Stored dataset items
------

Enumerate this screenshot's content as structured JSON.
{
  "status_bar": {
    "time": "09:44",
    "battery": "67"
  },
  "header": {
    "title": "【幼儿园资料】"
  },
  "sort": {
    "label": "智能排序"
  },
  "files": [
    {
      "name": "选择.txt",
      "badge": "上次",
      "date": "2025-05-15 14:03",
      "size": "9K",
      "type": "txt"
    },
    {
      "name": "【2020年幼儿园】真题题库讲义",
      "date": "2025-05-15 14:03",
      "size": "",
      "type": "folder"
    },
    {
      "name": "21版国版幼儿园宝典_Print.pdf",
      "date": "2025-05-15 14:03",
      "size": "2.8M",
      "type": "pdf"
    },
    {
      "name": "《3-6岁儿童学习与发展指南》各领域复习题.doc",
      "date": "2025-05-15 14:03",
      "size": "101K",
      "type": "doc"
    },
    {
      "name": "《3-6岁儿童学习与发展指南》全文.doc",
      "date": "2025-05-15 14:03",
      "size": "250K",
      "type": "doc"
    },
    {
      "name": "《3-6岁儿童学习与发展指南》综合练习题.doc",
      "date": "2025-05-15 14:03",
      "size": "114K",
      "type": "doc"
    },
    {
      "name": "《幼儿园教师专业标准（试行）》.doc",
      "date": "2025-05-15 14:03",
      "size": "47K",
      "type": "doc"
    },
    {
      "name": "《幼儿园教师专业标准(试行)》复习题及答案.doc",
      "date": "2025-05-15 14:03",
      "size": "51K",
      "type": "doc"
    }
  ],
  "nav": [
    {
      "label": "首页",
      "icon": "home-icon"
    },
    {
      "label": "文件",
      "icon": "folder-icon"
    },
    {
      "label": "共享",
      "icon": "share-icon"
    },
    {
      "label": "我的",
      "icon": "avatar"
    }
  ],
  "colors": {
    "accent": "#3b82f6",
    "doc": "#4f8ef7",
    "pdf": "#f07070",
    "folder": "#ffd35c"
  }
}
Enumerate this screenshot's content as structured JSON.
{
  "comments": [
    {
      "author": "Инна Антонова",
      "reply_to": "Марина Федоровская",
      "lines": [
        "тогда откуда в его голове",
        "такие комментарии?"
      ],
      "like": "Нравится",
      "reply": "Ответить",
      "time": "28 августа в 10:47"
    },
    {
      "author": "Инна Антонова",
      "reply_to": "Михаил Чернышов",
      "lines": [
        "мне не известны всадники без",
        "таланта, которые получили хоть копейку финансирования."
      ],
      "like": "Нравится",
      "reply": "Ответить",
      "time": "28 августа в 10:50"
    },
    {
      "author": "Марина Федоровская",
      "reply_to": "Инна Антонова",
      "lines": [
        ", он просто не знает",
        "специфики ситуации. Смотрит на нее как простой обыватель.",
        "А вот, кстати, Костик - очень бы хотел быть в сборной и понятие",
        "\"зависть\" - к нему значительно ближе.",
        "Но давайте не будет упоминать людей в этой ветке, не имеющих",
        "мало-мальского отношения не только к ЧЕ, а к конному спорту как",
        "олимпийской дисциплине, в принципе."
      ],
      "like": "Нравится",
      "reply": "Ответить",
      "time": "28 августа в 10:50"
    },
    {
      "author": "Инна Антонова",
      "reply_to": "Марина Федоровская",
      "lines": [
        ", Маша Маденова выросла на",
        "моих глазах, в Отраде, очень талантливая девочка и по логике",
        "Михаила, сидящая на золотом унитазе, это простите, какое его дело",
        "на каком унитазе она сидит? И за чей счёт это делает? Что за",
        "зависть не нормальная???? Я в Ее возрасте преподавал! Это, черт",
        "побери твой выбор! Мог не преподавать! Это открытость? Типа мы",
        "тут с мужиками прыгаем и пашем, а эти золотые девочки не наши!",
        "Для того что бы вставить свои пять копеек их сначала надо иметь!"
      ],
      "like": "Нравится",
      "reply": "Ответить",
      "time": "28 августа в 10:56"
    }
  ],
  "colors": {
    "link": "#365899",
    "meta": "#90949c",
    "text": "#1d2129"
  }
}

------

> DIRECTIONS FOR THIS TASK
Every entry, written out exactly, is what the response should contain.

> RESPONSE TO THE EXERCISE
Enumerate this screenshot's content as structured JSON.
{
  "status_bar": {
    "time": "09:44",
    "battery": "67"
  },
  "header": {
    "title": "【幼儿园资料】"
  },
  "sort": {
    "label": "智能排序"
  },
  "files": [
    {
      "name": "选择.txt",
      "badge": "上次",
      "date": "2025-05-15 14:03",
      "size": "9K",
      "type": "txt"
    },
    {
      "name": "【2020年幼儿园】真题题库讲义",
      "date": "2025-05-15 14:03",
      "size": "",
      "type": "folder"
    },
    {
      "name": "21版国版幼儿园宝典_Print.pdf",
      "date": "2025-05-15 14:03",
      "size": "2.8M",
      "type": "pdf"
    },
    {
      "name": "《3-6岁儿童学习与发展指南》各领域复习题.doc",
      "date": "2025-05-15 14:03",
      "size": "101K",
      "type": "doc"
    },
    {
      "name": "《3-6岁儿童学习与发展指南》全文.doc",
      "date": "2025-05-15 14:03",
      "size": "250K",
      "type": "doc"
    },
    {
      "name": "《3-6岁儿童学习与发展指南》综合练习题.doc",
      "date": "2025-05-15 14:03",
      "size": "114K",
      "type": "doc"
    },
    {
      "name": "《幼儿园教师专业标准（试行）》.doc",
      "date": "2025-05-15 14:03",
      "size": "47K",
      "type": "doc"
    },
    {
      "name": "《幼儿园教师专业标准(试行)》复习题及答案.doc",
      "date": "2025-05-15 14:03",
      "size": "51K",
      "type": "doc"
    }
  ],
  "nav": [
    {
      "label": "首页",
      "icon": "home-icon"
    },
    {
      "label": "文件",
      "icon": "folder-icon"
    },
    {
      "label": "共享",
      "icon": "share-icon"
    },
    {
      "label": "我的",
      "icon": "avatar"
    }
  ],
  "colors": {
    "accent": "#3b82f6",
    "doc": "#4f8ef7",
    "pdf": "#f07070",
    "folder": "#ffd35c"
  }
}
Enumerate this screenshot's content as structured JSON.
{
  "comments": [
    {
      "author": "Инна Антонова",
      "reply_to": "Марина Федоровская",
      "lines": [
        "тогда откуда в его голове",
        "такие комментарии?"
      ],
      "like": "Нравится",
      "reply": "Ответить",
      "time": "28 августа в 10:47"
    },
    {
      "author": "Инна Антонова",
      "reply_to": "Михаил Чернышов",
      "lines": [
        "мне не известны всадники без",
        "таланта, которые получили хоть копейку финансирования."
      ],
      "like": "Нравится",
      "reply": "Ответить",
      "time": "28 августа в 10:50"
    },
    {
      "author": "Марина Федоровская",
      "reply_to": "Инна Антонова",
      "lines": [
        ", он просто не знает",
        "специфики ситуации. Смотрит на нее как простой обыватель.",
        "А вот, кстати, Костик - очень бы хотел быть в сборной и понятие",
        "\"зависть\" - к нему значительно ближе.",
        "Но давайте не будет упоминать людей в этой ветке, не имеющих",
        "мало-мальского отношения не только к ЧЕ, а к конному спорту как",
        "олимпийской дисциплине, в принципе."
      ],
      "like": "Нравится",
      "reply": "Ответить",
      "time": "28 августа в 10:50"
    },
    {
      "author": "Инна Антонова",
      "reply_to": "Марина Федоровская",
      "lines": [
        ", Маша Маденова выросла на",
        "моих глазах, в Отраде, очень талантливая девочка и по логике",
        "Михаила, сидящая на золотом унитазе, это простите, какое его дело",
        "на каком унитазе она сидит? И за чей счёт это делает? Что за",
        "зависть не нормальная???? Я в Ее возрасте преподавал! Это, черт",
        "побери твой выбор! Мог не преподавать! Это открытость? Типа мы",
        "тут с мужиками прыгаем и пашем, а эти золотые девочки не наши!",
        "Для того что бы вставить свои пять копеек их сначала надо иметь!"
      ],
      "like": "Нравится",
      "reply": "Ответить",
      "time": "28 августа в 10:56"
    }
  ],
  "colors": {
    "link": "#365899",
    "meta": "#90949c",
    "text": "#1d2129"
  }
}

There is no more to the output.